Saved entries
····················

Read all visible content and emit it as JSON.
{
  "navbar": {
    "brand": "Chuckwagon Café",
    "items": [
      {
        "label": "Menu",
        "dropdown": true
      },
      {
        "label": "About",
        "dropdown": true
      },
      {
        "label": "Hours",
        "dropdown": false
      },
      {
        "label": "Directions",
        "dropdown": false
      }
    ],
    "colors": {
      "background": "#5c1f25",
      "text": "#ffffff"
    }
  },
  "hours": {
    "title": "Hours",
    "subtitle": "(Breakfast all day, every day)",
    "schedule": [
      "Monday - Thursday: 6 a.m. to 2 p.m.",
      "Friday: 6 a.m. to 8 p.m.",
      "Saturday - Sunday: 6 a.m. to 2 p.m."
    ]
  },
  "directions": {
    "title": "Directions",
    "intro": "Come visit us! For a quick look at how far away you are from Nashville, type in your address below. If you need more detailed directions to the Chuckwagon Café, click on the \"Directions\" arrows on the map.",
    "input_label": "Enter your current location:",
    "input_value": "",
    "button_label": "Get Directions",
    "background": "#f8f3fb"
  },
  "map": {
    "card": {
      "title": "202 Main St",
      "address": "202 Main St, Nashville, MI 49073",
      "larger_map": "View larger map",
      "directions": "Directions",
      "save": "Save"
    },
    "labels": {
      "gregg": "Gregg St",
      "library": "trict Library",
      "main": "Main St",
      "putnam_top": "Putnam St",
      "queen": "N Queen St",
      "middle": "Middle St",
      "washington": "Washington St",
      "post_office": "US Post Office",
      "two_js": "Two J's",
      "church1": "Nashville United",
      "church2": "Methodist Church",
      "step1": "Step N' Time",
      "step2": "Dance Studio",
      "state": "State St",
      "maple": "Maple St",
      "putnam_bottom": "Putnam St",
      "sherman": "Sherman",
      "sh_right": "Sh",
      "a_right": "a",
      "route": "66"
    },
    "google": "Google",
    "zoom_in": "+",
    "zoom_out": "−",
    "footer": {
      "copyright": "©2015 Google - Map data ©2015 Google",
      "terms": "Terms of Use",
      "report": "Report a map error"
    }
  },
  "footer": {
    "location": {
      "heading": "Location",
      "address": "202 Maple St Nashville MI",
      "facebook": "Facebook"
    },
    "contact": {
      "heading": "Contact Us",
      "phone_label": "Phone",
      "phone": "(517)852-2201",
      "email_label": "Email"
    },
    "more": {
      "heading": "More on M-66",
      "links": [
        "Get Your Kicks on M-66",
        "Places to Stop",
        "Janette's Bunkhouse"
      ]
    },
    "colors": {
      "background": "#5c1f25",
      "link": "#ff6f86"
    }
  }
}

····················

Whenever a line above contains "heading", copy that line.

» ANSWER BOX:
      "heading": "Location",
      "heading": "Contact Us",
      "heading": "More on M-66",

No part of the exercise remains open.